RICHFIELD, Minn. (FOX 9) - At only 12 years old, Da’Von Lewis knows firsthand something most people will never know: What it’s like to drown.
“All I could feel was water just coming straight through my mouth,” he said. “I was terrified.”
“They told me I was sinking underwater and a kid saved me and they told a teacher, then they called the safety team to come get me,” Lewis recalled.
The incident happened Tuesday morning in the Richfield Middle School pool during Lewis’ 7th grade gym class.
He admitted he’s not much of a swimmer and went into the deep end when he shouldn’t have. He said he wanted to hang out with his friends who were swimming there.

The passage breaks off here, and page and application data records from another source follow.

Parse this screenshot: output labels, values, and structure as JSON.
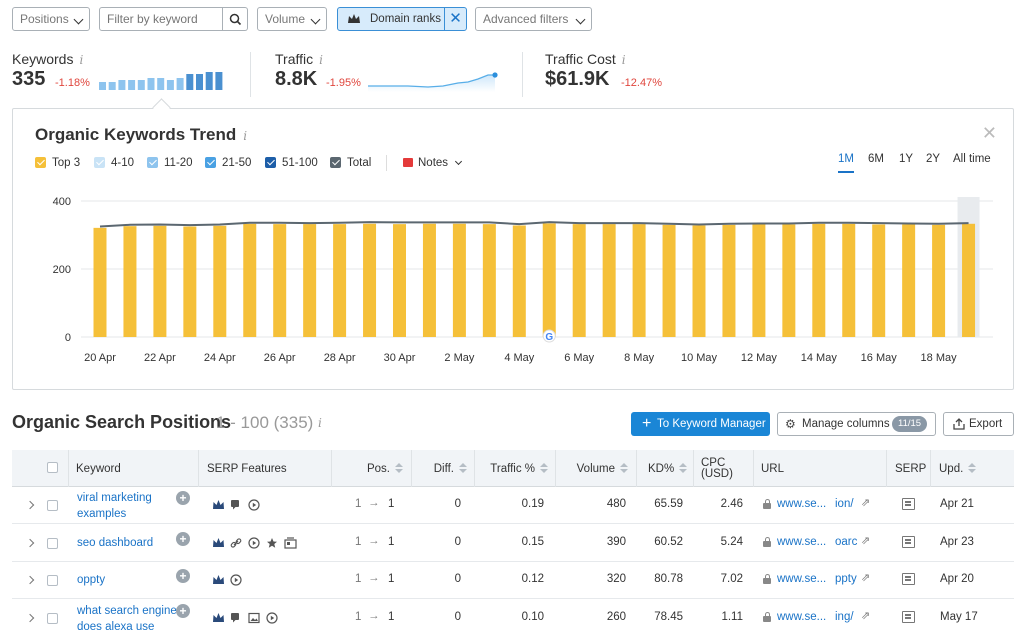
{
  "filters": {
    "positions_label": "Positions",
    "keyword_placeholder": "Filter by keyword",
    "volume_label": "Volume",
    "domain_ranks_label": "Domain ranks",
    "advanced_label": "Advanced filters"
  },
  "stats": {
    "keywords": {
      "label": "Keywords",
      "value": "335",
      "delta": "-1.18%",
      "sparkbars": [
        4,
        4,
        5,
        5,
        5,
        6,
        6,
        5,
        6,
        8,
        8,
        9,
        9
      ]
    },
    "traffic": {
      "label": "Traffic",
      "value": "8.8K",
      "delta": "-1.95%"
    },
    "traffic_cost": {
      "label": "Traffic Cost",
      "value": "$61.9K",
      "delta": "-12.47%"
    }
  },
  "trend": {
    "title": "Organic Keywords Trend",
    "legend": [
      {
        "label": "Top 3",
        "color": "#f5c039"
      },
      {
        "label": "4-10",
        "color": "#c9e3f6"
      },
      {
        "label": "11-20",
        "color": "#8ec4ee"
      },
      {
        "label": "21-50",
        "color": "#4aa1e3"
      },
      {
        "label": "51-100",
        "color": "#1d5ea8"
      },
      {
        "label": "Total",
        "color": "#5b6770"
      }
    ],
    "notes_label": "Notes",
    "ranges": [
      "1M",
      "6M",
      "1Y",
      "2Y",
      "All time"
    ],
    "active_range": "1M"
  },
  "chart_data": {
    "type": "bar",
    "x": [
      "20 Apr",
      "21 Apr",
      "22 Apr",
      "23 Apr",
      "24 Apr",
      "25 Apr",
      "26 Apr",
      "27 Apr",
      "28 Apr",
      "29 Apr",
      "30 Apr",
      "1 May",
      "2 May",
      "3 May",
      "4 May",
      "5 May",
      "6 May",
      "7 May",
      "8 May",
      "9 May",
      "10 May",
      "11 May",
      "12 May",
      "13 May",
      "14 May",
      "15 May",
      "16 May",
      "17 May",
      "18 May",
      "19 May"
    ],
    "tick_labels": [
      "20 Apr",
      "22 Apr",
      "24 Apr",
      "26 Apr",
      "28 Apr",
      "30 Apr",
      "2 May",
      "4 May",
      "6 May",
      "8 May",
      "10 May",
      "12 May",
      "14 May",
      "16 May",
      "18 May"
    ],
    "series": [
      {
        "name": "Top 3",
        "type": "bar",
        "color": "#f5c039",
        "values": [
          321,
          326,
          327,
          325,
          327,
          333,
          332,
          332,
          332,
          333,
          332,
          333,
          333,
          332,
          328,
          334,
          332,
          332,
          332,
          330,
          328,
          330,
          331,
          331,
          333,
          333,
          331,
          331,
          330,
          333
        ]
      },
      {
        "name": "Total",
        "type": "line",
        "color": "#5b6770",
        "values": [
          325,
          330,
          331,
          329,
          331,
          336,
          336,
          335,
          336,
          338,
          337,
          337,
          337,
          337,
          332,
          338,
          335,
          335,
          335,
          333,
          331,
          333,
          334,
          334,
          336,
          336,
          335,
          334,
          333,
          335
        ]
      }
    ],
    "ylim": [
      0,
      400
    ],
    "yticks": [
      0,
      200,
      400
    ],
    "grid": true,
    "annotation": "G"
  },
  "positions": {
    "title": "Organic Search Positions",
    "range_text": "1 - 100 (335)",
    "to_keyword_manager": "To Keyword Manager",
    "manage_columns": "Manage columns",
    "columns_badge": "11/15",
    "export": "Export",
    "headers": {
      "keyword": "Keyword",
      "serp_features": "SERP Features",
      "pos": "Pos.",
      "diff": "Diff.",
      "traffic_pct": "Traffic %",
      "volume": "Volume",
      "kd": "KD%",
      "cpc_line1": "CPC",
      "cpc_line2": "(USD)",
      "url": "URL",
      "serp": "SERP",
      "upd": "Upd."
    },
    "rows": [
      {
        "keyword": "viral marketing examples",
        "serp": [
          "crown-icon",
          "snippet-icon",
          "video-icon"
        ],
        "pos_from": "1",
        "pos_to": "1",
        "diff": "0",
        "traffic": "0.19",
        "volume": "480",
        "kd": "65.59",
        "cpc": "2.46",
        "url_start": "www.se...",
        "url_end": "ion/",
        "upd": "Apr 21"
      },
      {
        "keyword": "seo dashboard",
        "serp": [
          "crown-icon",
          "link-icon",
          "video-icon",
          "star-icon",
          "news-icon"
        ],
        "pos_from": "1",
        "pos_to": "1",
        "diff": "0",
        "traffic": "0.15",
        "volume": "390",
        "kd": "60.52",
        "cpc": "5.24",
        "url_start": "www.se...",
        "url_end": "oarc",
        "upd": "Apr 23"
      },
      {
        "keyword": "oppty",
        "serp": [
          "crown-icon",
          "video-icon"
        ],
        "pos_from": "1",
        "pos_to": "1",
        "diff": "0",
        "traffic": "0.12",
        "volume": "320",
        "kd": "80.78",
        "cpc": "7.02",
        "url_start": "www.se...",
        "url_end": "ppty",
        "upd": "Apr 20"
      },
      {
        "keyword": "what search engine does alexa use",
        "serp": [
          "crown-icon",
          "snippet-icon",
          "image-icon",
          "video-icon"
        ],
        "pos_from": "1",
        "pos_to": "1",
        "diff": "0",
        "traffic": "0.10",
        "volume": "260",
        "kd": "78.45",
        "cpc": "1.11",
        "url_start": "www.se...",
        "url_end": "ing/",
        "upd": "May 17"
      }
    ]
  }
}
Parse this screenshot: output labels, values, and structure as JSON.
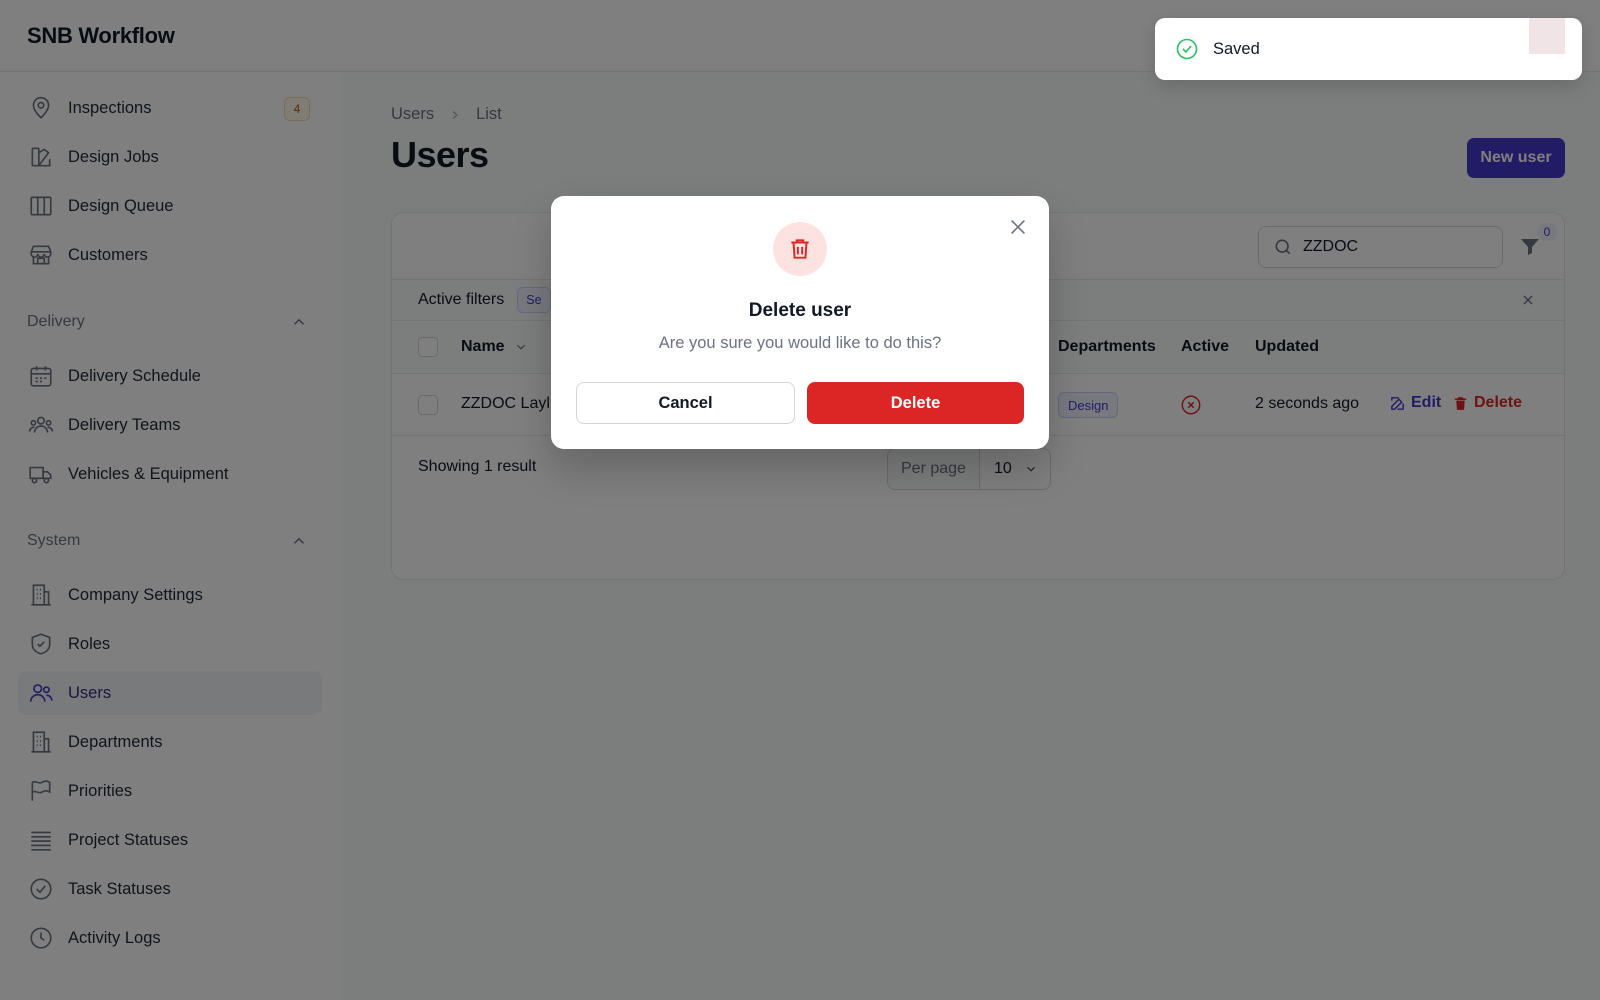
{
  "app": {
    "title": "SNB Workflow"
  },
  "sidebar": {
    "top_items": [
      {
        "label": "Inspections",
        "badge": "4",
        "icon": "map-pin-icon"
      },
      {
        "label": "Design Jobs",
        "icon": "design-icon"
      },
      {
        "label": "Design Queue",
        "icon": "columns-icon"
      },
      {
        "label": "Customers",
        "icon": "storefront-icon"
      }
    ],
    "groups": [
      {
        "label": "Delivery",
        "items": [
          {
            "label": "Delivery Schedule",
            "icon": "calendar-icon"
          },
          {
            "label": "Delivery Teams",
            "icon": "user-group-icon"
          },
          {
            "label": "Vehicles & Equipment",
            "icon": "truck-icon"
          }
        ]
      },
      {
        "label": "System",
        "items": [
          {
            "label": "Company Settings",
            "icon": "building-icon"
          },
          {
            "label": "Roles",
            "icon": "shield-check-icon"
          },
          {
            "label": "Users",
            "icon": "users-icon",
            "active": true
          },
          {
            "label": "Departments",
            "icon": "building-icon"
          },
          {
            "label": "Priorities",
            "icon": "flag-icon"
          },
          {
            "label": "Project Statuses",
            "icon": "bars-icon"
          },
          {
            "label": "Task Statuses",
            "icon": "check-circle-icon"
          },
          {
            "label": "Activity Logs",
            "icon": "clock-icon"
          }
        ]
      }
    ]
  },
  "main": {
    "breadcrumb": [
      "Users",
      "List"
    ],
    "title": "Users",
    "new_button": "New user",
    "search": {
      "value": "ZZDOC"
    },
    "filter_count": "0",
    "active_filters_label": "Active filters",
    "filter_chip": "Se",
    "table": {
      "columns": [
        "Name",
        "Departments",
        "Active",
        "Updated"
      ],
      "rows": [
        {
          "name": "ZZDOC Layl",
          "department": "Design",
          "active": false,
          "updated": "2 seconds ago"
        }
      ],
      "actions": {
        "edit": "Edit",
        "delete": "Delete"
      }
    },
    "footer": {
      "showing": "Showing 1 result",
      "per_page_label": "Per page",
      "per_page_value": "10"
    }
  },
  "toast": {
    "text": "Saved"
  },
  "modal": {
    "title": "Delete user",
    "description": "Are you sure you would like to do this?",
    "cancel": "Cancel",
    "confirm": "Delete"
  },
  "colors": {
    "brand": "#4338ca",
    "danger": "#dc2626",
    "success": "#22c55e",
    "overlay": "rgba(0,0,0,0.5)"
  }
}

After a few minutes with his friends, he decided to get out, but started struggling and went under.
“Really couldn’t do anything,” he said. “I was just in place. Kept going up and down in the water. I didn’t really know what to do.”
Lewis was told a kid next to him saw him go under and called for help. Lewis was pulled out before he sunk to the bottom, but still wasn’t breathing and was without a pulse for several minutes.
“I’m grateful. I’m not dead,” he said.
Richfield Public Schools released the following statement:
Yesterday at Richfield Middle School, a student in PE class who did not have strong swimming skills entered the dive pool. Several students and the PE teacher were able to remove the student from the water and administered CPR. The student regained consciousness and was transported to Children’s Hospital.
“We are very grateful for the quick-thinking students and staff who responded to a student in distress. That student is safe at home with his family today because of their efforts,” said Superintendent Steven Unowsky.
Richfield Middle School provides an eight-day swimming unit as part of the PE curriculum. The unit is designed for students of all skill levels from the beginning non-swimmer to the advanced swimmer. It focuses on survival skills and basic swim strokes. We believe strongly in this program for our students because there are 10 accidental drownings each day in the U.S. (according to the CDC) and the rate for children of color is up to three times higher than their white peers.
“This incident validates the need to have students participate in the water safety unit,” said Richfield Middle School Principal Dr. Carlondrea Hines. “We are fortunate to have a pool at our school and to be able to teach students how to be safe around the water and also to build basic swimming skills.”
The Richfield Middle School pool is also used by the high school swim team and several community groups. Richfield Community Education offers swimming instruction for youth ages 5-17 and lifeguard training classes to provide our community with the opportunity to learn basic swim skills and water safety.